Doing the ‘micro-work’, Wills explained, is important in tackling racism. “How can you stop racism from existing in your everyday actions?

“If you’re aware that you have power and influence, do the right thing and use your platform to create good.”

The problem with diversity and inclusion policies

While diversity and inclusion (D&I) in the corporate world is seen as a step in the right direction, Daniels explained that the D&I strategies already implemented don’t work because the industry hasn’t started deep enough.


Aliyah Hasinah Holder

“Nobody has stepped into a boardroom and gone, ‘before you start with your diversity and inclusion, let me just give you a history, let me just show you Aliyah’s TedTalk LINK’. What they’re doing is focusing on gender or whatever they feel comfortable with.”

Daniels asked the audience to put themselves in black peoples’ shoes and imagine that “the only way that you can get companies to take your experiences, your skills and your capabilities seriously is if they package it as ‘diversity and inclusion’.”

What can you do?

Do more than virtue signalling

“Don’t post a black picture on social media and then go back to living your life like normal. If you’re at an event and you see a black person standing on their own, but you don’t go up and talk to them because you think they’re unapproachable, you haven’t done your part. Inclusivity is something we build together, and we have to start together.” – Melissa Wills

Have uncomfortable conversations

“We need to have uncomfortable conversations with people feeling a bit awkward. Before any movement to go forward or for any change to happen, if we weren’t having these conversations now, nothing would happen, nothing would change.” –  Priya Narain

Employing black people isn’t a trend 

“Until you care, like actually care, I don’t want you to bring black people into any kind of toxic situations because we will continually be gaslit in a space to make you feel better and these are some of the things that white people have to look at and discuss and dissect within themselves before we can have productive conversations and look at how we change strategy, policies and company culture.” – Aliyah Hasinah Holder

White people, take a step back
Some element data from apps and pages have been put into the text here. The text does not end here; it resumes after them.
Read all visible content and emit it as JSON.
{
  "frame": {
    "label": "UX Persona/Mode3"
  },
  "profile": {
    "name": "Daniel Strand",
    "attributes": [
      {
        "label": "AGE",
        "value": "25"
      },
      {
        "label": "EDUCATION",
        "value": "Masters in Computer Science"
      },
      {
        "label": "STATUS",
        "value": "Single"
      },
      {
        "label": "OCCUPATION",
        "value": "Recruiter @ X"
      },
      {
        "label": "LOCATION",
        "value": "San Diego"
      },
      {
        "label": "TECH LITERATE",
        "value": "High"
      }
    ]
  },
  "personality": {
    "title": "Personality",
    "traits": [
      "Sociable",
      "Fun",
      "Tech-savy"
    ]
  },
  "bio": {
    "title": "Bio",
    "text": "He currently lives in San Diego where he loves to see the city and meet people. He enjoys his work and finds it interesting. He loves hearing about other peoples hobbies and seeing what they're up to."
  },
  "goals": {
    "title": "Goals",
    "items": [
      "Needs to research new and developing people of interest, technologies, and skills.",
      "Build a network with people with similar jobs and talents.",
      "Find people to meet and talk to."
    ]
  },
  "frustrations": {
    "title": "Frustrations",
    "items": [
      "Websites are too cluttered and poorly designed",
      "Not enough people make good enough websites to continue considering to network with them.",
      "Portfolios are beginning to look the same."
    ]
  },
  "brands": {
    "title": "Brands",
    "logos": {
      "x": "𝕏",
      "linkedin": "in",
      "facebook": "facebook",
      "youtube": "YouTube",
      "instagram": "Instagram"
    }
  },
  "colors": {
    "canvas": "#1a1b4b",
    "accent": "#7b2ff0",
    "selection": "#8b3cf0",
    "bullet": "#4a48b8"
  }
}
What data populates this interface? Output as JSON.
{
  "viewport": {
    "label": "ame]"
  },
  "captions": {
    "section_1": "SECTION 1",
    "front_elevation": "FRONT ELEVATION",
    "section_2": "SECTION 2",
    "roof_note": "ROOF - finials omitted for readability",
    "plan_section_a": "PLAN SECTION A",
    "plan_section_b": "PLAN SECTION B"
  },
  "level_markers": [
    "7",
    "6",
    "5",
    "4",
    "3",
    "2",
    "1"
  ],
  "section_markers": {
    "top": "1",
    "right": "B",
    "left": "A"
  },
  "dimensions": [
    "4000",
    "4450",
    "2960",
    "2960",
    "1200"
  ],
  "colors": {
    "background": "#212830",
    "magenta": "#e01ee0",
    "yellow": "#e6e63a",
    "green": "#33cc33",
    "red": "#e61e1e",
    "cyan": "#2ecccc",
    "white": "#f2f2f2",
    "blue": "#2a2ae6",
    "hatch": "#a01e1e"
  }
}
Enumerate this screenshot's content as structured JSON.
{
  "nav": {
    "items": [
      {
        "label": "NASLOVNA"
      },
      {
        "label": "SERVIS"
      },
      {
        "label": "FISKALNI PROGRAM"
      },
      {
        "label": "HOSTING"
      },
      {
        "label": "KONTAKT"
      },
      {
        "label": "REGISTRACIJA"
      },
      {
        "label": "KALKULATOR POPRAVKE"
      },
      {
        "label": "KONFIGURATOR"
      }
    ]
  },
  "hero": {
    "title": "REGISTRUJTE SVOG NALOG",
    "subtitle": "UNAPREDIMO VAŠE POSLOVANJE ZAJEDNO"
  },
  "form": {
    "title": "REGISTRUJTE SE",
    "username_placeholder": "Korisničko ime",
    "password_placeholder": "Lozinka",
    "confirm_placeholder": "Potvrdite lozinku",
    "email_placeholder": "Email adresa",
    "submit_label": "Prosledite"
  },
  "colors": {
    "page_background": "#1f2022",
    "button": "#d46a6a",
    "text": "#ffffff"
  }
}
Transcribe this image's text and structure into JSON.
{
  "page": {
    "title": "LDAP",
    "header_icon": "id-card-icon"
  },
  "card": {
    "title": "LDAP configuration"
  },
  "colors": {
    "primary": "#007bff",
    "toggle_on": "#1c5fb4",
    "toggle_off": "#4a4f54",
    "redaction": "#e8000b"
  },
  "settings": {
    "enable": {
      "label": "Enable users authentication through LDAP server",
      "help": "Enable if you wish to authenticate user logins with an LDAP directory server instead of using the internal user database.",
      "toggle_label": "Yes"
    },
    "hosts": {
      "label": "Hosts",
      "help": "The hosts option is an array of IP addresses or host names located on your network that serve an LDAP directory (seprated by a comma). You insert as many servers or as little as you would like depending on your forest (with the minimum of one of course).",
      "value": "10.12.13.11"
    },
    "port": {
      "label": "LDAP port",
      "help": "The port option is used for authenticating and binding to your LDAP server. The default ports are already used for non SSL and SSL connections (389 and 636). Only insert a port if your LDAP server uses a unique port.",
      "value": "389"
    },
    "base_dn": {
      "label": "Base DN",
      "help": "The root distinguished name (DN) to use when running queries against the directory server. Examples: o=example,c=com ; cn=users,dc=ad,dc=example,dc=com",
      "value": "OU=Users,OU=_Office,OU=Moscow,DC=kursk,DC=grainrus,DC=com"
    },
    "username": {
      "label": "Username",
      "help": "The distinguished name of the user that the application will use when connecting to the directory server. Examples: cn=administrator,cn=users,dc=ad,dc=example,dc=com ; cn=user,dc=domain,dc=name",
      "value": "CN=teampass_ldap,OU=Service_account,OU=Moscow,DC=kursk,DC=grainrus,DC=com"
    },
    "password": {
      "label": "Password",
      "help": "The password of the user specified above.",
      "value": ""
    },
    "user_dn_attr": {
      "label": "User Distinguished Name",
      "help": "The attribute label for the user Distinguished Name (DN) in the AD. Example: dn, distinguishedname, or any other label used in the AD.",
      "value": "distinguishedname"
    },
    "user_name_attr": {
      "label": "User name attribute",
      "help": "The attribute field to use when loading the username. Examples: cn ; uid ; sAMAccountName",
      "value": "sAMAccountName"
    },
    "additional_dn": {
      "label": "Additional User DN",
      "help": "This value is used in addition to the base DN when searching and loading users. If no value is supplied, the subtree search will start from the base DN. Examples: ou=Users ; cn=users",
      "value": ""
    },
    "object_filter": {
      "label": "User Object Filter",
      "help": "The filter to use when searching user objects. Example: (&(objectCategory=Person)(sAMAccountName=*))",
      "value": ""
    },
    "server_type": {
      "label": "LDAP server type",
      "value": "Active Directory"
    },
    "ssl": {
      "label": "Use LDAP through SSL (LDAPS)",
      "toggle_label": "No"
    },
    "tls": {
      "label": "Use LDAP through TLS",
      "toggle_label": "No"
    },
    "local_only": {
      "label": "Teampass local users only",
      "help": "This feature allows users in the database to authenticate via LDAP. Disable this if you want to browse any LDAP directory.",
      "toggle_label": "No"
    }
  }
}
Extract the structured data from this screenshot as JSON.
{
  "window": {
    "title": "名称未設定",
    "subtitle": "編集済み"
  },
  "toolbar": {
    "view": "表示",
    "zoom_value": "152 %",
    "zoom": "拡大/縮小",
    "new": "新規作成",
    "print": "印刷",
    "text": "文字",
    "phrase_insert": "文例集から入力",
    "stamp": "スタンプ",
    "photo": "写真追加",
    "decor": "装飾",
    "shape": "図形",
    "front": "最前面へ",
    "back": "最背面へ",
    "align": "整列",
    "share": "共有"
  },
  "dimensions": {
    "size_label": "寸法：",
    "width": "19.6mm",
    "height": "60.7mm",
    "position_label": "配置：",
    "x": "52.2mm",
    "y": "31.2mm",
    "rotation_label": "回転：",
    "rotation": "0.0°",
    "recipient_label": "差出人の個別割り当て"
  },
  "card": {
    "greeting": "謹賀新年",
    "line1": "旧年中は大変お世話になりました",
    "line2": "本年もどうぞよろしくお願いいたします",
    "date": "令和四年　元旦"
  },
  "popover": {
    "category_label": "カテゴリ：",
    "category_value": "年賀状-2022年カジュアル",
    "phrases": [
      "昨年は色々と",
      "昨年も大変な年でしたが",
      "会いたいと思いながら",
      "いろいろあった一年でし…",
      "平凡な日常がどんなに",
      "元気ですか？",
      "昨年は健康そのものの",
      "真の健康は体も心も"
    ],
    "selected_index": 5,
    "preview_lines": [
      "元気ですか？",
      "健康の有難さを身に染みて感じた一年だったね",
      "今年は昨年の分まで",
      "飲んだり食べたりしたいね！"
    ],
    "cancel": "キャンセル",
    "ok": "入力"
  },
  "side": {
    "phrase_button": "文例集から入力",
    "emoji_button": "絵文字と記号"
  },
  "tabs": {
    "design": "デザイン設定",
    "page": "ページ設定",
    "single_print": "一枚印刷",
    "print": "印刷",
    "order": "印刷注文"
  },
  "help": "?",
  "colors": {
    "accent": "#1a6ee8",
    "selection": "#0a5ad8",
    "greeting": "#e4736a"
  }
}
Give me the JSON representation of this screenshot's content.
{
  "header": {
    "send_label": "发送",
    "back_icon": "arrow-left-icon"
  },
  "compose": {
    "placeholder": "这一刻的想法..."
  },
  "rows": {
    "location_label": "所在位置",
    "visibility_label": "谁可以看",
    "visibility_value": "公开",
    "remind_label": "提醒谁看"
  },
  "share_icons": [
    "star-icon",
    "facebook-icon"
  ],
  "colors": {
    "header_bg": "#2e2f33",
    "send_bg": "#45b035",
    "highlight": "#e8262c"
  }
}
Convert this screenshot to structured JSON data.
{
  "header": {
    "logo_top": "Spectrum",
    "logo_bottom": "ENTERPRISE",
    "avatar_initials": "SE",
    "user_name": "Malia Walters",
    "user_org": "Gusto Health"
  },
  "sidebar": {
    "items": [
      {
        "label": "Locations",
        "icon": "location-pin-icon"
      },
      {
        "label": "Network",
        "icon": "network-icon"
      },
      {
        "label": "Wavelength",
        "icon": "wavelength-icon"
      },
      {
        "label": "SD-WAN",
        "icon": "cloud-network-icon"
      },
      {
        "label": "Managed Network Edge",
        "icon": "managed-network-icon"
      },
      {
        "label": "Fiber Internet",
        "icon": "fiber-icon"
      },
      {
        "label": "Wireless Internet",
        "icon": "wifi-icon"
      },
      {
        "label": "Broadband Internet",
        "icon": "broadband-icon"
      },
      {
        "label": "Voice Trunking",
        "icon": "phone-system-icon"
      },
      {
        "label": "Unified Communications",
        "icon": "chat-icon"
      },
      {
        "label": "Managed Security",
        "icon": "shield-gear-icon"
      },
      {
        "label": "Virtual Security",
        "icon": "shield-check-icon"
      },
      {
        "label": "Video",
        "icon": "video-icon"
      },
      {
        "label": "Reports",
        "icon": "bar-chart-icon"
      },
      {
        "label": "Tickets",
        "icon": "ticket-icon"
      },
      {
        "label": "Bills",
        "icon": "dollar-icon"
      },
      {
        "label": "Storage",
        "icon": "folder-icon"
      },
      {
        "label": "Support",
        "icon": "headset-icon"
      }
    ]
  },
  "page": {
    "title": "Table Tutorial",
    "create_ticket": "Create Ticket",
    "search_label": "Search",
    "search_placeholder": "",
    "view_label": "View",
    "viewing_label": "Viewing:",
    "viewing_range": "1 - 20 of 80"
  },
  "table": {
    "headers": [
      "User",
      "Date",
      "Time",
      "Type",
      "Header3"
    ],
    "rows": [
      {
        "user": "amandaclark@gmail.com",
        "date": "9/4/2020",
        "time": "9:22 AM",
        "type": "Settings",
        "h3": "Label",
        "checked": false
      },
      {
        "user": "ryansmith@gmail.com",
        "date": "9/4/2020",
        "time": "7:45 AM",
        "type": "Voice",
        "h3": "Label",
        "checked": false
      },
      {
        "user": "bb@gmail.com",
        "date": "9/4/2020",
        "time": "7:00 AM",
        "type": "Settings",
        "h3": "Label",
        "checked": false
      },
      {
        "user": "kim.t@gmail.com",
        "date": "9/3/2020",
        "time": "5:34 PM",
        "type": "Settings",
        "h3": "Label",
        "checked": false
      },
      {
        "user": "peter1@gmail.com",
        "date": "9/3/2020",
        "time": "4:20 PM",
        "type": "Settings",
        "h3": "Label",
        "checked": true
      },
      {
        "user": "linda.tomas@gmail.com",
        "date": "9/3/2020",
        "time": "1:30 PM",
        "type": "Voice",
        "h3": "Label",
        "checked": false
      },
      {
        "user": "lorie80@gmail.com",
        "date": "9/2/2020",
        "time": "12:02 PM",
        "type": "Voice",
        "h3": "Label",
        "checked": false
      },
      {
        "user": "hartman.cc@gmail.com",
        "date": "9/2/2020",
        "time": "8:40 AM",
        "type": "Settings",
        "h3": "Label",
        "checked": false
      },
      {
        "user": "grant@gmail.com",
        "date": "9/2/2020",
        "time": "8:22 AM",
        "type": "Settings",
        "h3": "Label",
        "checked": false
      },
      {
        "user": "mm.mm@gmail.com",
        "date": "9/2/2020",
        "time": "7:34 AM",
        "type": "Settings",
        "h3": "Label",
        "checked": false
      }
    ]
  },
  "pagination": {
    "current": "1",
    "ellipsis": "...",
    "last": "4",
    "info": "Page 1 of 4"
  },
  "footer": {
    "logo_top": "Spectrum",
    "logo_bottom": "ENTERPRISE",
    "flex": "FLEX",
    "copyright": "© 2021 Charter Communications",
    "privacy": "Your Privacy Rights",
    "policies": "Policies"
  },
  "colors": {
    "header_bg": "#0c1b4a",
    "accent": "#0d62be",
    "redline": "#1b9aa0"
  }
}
“Black people, take up space. White people, learn to take a step back. I know that’s going to be very hard but please do it. It’s going to be worth it and then we’ll see the change we need to see.” – Melissa Wills


Priya Narain

Tokenism isn’t a solution

“[At events] the main thing that stands out is your speaker panel. If you’re on a panel discussion, what speakers do you have on? Look at the diversity of that. Don’t just have the token black person, actually do the research and get the right person. As a white ally, if you’re asked to talk on a particular panel, I think it’s really important to ask who else is on the panel with you.” – Priya Narain

There’s no ‘perfect way’

“We need to not look at it as there’s this perfect way of doing it because that’s how these [D&I] policies were created. You have to take things on a day-to-day basis but there’s definitely space to change policy, there’s space to imagine.” – Aliyah Hasinah Holder

Is your team on the same page?

“You first have to look in your own house, meaning look in your own business because not everybody is going to want you to change. Your whole board might not want you to change, all of your employees might not be pro-Black Lives Matter, pro-fixing systematic inequalities and racism. It’s well-meaning but naive to think that everybody’s wanting the same change as you.

“Before you do something that people can see externally, you have to temperature check your own business and decide what you do about the people who aren’t on the same page.” – Shereen Daniels